• [YOUR TASK]:
Make an exact copy of the records that follow, with each picture omitted.

• [DATASET EXCERPTS]:
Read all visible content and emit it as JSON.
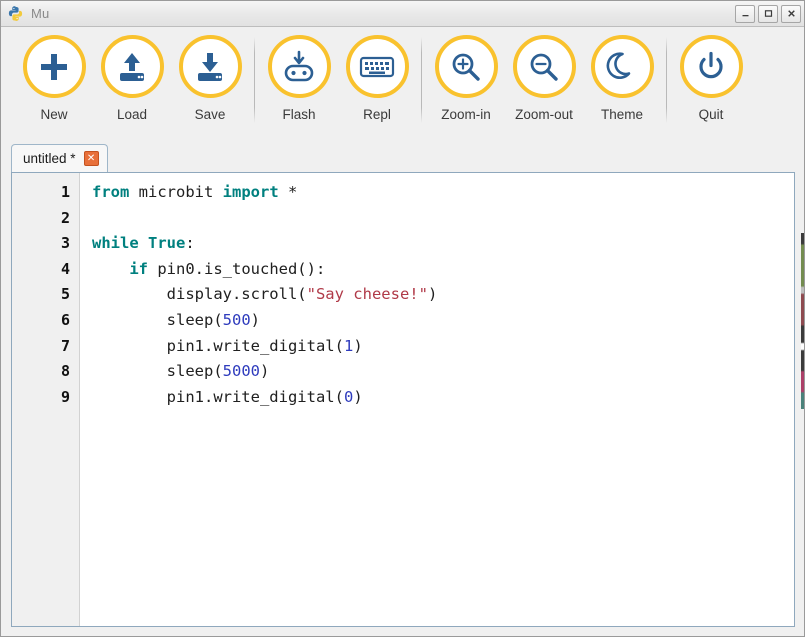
{
  "window": {
    "title": "Mu",
    "app_icon": "python-logo-icon",
    "controls": [
      {
        "name": "minimize",
        "glyph": "–"
      },
      {
        "name": "maximize",
        "glyph": "❑"
      },
      {
        "name": "close",
        "glyph": "×"
      }
    ]
  },
  "toolbar": {
    "items": [
      {
        "label": "New",
        "icon": "plus-icon"
      },
      {
        "label": "Load",
        "icon": "upload-icon"
      },
      {
        "label": "Save",
        "icon": "download-save-icon"
      },
      {
        "label": "Flash",
        "icon": "microbit-flash-icon"
      },
      {
        "label": "Repl",
        "icon": "keyboard-icon"
      },
      {
        "label": "Zoom-in",
        "icon": "magnifier-plus-icon"
      },
      {
        "label": "Zoom-out",
        "icon": "magnifier-minus-icon"
      },
      {
        "label": "Theme",
        "icon": "moon-icon"
      },
      {
        "label": "Quit",
        "icon": "power-icon"
      }
    ],
    "separator_after": [
      2,
      4,
      7
    ],
    "accent_color": "#f9c22e",
    "icon_color": "#2c5f93"
  },
  "tabs": [
    {
      "label": "untitled *",
      "close_glyph": "✕",
      "active": true
    }
  ],
  "editor": {
    "line_numbers": [
      "1",
      "2",
      "3",
      "4",
      "5",
      "6",
      "7",
      "8",
      "9"
    ],
    "lines": [
      [
        {
          "t": "from",
          "c": "k"
        },
        {
          "t": " microbit ",
          "c": "p"
        },
        {
          "t": "import",
          "c": "k"
        },
        {
          "t": " *",
          "c": "p"
        }
      ],
      [
        {
          "t": "",
          "c": "p"
        }
      ],
      [
        {
          "t": "while",
          "c": "k"
        },
        {
          "t": " ",
          "c": "p"
        },
        {
          "t": "True",
          "c": "k"
        },
        {
          "t": ":",
          "c": "p"
        }
      ],
      [
        {
          "t": "    ",
          "c": "p"
        },
        {
          "t": "if",
          "c": "k"
        },
        {
          "t": " pin0.is_touched():",
          "c": "p"
        }
      ],
      [
        {
          "t": "        display.scroll(",
          "c": "p"
        },
        {
          "t": "\"Say cheese!\"",
          "c": "s"
        },
        {
          "t": ")",
          "c": "p"
        }
      ],
      [
        {
          "t": "        sleep(",
          "c": "p"
        },
        {
          "t": "500",
          "c": "n"
        },
        {
          "t": ")",
          "c": "p"
        }
      ],
      [
        {
          "t": "        pin1.write_digital(",
          "c": "p"
        },
        {
          "t": "1",
          "c": "n"
        },
        {
          "t": ")",
          "c": "p"
        }
      ],
      [
        {
          "t": "        sleep(",
          "c": "p"
        },
        {
          "t": "5000",
          "c": "n"
        },
        {
          "t": ")",
          "c": "p"
        }
      ],
      [
        {
          "t": "        pin1.write_digital(",
          "c": "p"
        },
        {
          "t": "0",
          "c": "n"
        },
        {
          "t": ")",
          "c": "p"
        }
      ]
    ],
    "syntax_colors": {
      "keyword": "#00807f",
      "string": "#b03a48",
      "number": "#2e3bbd",
      "plain": "#202020"
    }
  }
}
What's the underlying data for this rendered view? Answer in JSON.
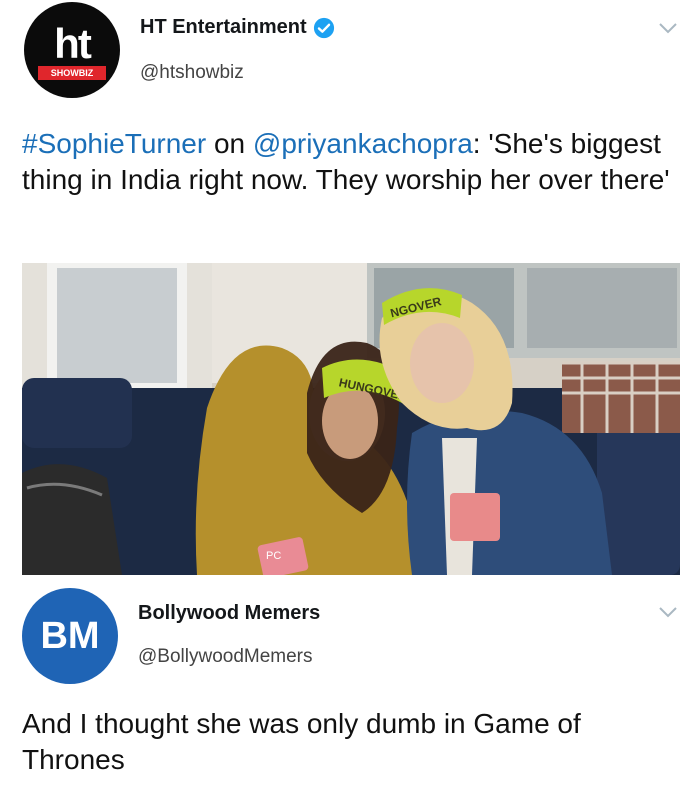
{
  "tweet1": {
    "avatar_text": "ht",
    "avatar_sub": "SHOWBIZ",
    "name": "HT Entertainment",
    "handle": "@htshowbiz",
    "text_parts": [
      "#SophieTurner",
      " on ",
      "@priyankachopra",
      ": 'She's biggest thing in India right now. They worship her over there'"
    ],
    "image": {
      "mask_text_left": "HUNGOVER",
      "mask_text_right": "NGOVER",
      "flask_text": "PC"
    }
  },
  "tweet2": {
    "avatar_text": "BM",
    "name": "Bollywood Memers",
    "handle": "@BollywoodMemers",
    "text": "And I thought she was only dumb in Game of Thrones"
  },
  "colors": {
    "link": "#1b6fb8",
    "verified": "#1da1f2",
    "ht_red": "#e0262c",
    "bm_blue": "#1f64b5"
  }
}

• [RESPONSE AREA]:
Read all visible content and emit it as JSON.
{
  "window": {
    "title": "Mu",
    "app_icon": "python-logo-icon",
    "controls": [
      {
        "name": "minimize",
        "glyph": "–"
      },
      {
        "name": "maximize",
        "glyph": "❑"
      },
      {
        "name": "close",
        "glyph": "×"
      }
    ]
  },
  "toolbar": {
    "items": [
      {
        "label": "New",
        "icon": "plus-icon"
      },
      {
        "label": "Load",
        "icon": "upload-icon"
      },
      {
        "label": "Save",
        "icon": "download-save-icon"
      },
      {
        "label": "Flash",
        "icon": "microbit-flash-icon"
      },
      {
        "label": "Repl",
        "icon": "keyboard-icon"
      },
      {
        "label": "Zoom-in",
        "icon": "magnifier-plus-icon"
      },
      {
        "label": "Zoom-out",
        "icon": "magnifier-minus-icon"
      },
      {
        "label": "Theme",
        "icon": "moon-icon"
      },
      {
        "label": "Quit",
        "icon": "power-icon"
      }
    ],
    "separator_after": [
      2,
      4,
      7
    ],
    "accent_color": "#f9c22e",
    "icon_color": "#2c5f93"
  },
  "tabs": [
    {
      "label": "untitled *",
      "close_glyph": "✕",
      "active": true
    }
  ],
  "editor": {
    "line_numbers": [
      "1",
      "2",
      "3",
      "4",
      "5",
      "6",
      "7",
      "8",
      "9"
    ],
    "lines": [
      [
        {
          "t": "from",
          "c": "k"
        },
        {
          "t": " microbit ",
          "c": "p"
        },
        {
          "t": "import",
          "c": "k"
        },
        {
          "t": " *",
          "c": "p"
        }
      ],
      [
        {
          "t": "",
          "c": "p"
        }
      ],
      [
        {
          "t": "while",
          "c": "k"
        },
        {
          "t": " ",
          "c": "p"
        },
        {
          "t": "True",
          "c": "k"
        },
        {
          "t": ":",
          "c": "p"
        }
      ],
      [
        {
          "t": "    ",
          "c": "p"
        },
        {
          "t": "if",
          "c": "k"
        },
        {
          "t": " pin0.is_touched():",
          "c": "p"
        }
      ],
      [
        {
          "t": "        display.scroll(",
          "c": "p"
        },
        {
          "t": "\"Say cheese!\"",
          "c": "s"
        },
        {
          "t": ")",
          "c": "p"
        }
      ],
      [
        {
          "t": "        sleep(",
          "c": "p"
        },
        {
          "t": "500",
          "c": "n"
        },
        {
          "t": ")",
          "c": "p"
        }
      ],
      [
        {
          "t": "        pin1.write_digital(",
          "c": "p"
        },
        {
          "t": "1",
          "c": "n"
        },
        {
          "t": ")",
          "c": "p"
        }
      ],
      [
        {
          "t": "        sleep(",
          "c": "p"
        },
        {
          "t": "5000",
          "c": "n"
        },
        {
          "t": ")",
          "c": "p"
        }
      ],
      [
        {
          "t": "        pin1.write_digital(",
          "c": "p"
        },
        {
          "t": "0",
          "c": "n"
        },
        {
          "t": ")",
          "c": "p"
        }
      ]
    ],
    "syntax_colors": {
      "keyword": "#00807f",
      "string": "#b03a48",
      "number": "#2e3bbd",
      "plain": "#202020"
    }
  }
}
What's the underlying data for this rendered view? Answer in JSON.
{
  "tweet1": {
    "avatar_text": "ht",
    "avatar_sub": "SHOWBIZ",
    "name": "HT Entertainment",
    "handle": "@htshowbiz",
    "text_parts": [
      "#SophieTurner",
      " on ",
      "@priyankachopra",
      ": 'She's biggest thing in India right now. They worship her over there'"
    ],
    "image": {
      "mask_text_left": "HUNGOVER",
      "mask_text_right": "NGOVER",
      "flask_text": "PC"
    }
  },
  "tweet2": {
    "avatar_text": "BM",
    "name": "Bollywood Memers",
    "handle": "@BollywoodMemers",
    "text": "And I thought she was only dumb in Game of Thrones"
  },
  "colors": {
    "link": "#1b6fb8",
    "verified": "#1da1f2",
    "ht_red": "#e0262c",
    "bm_blue": "#1f64b5"
  }
}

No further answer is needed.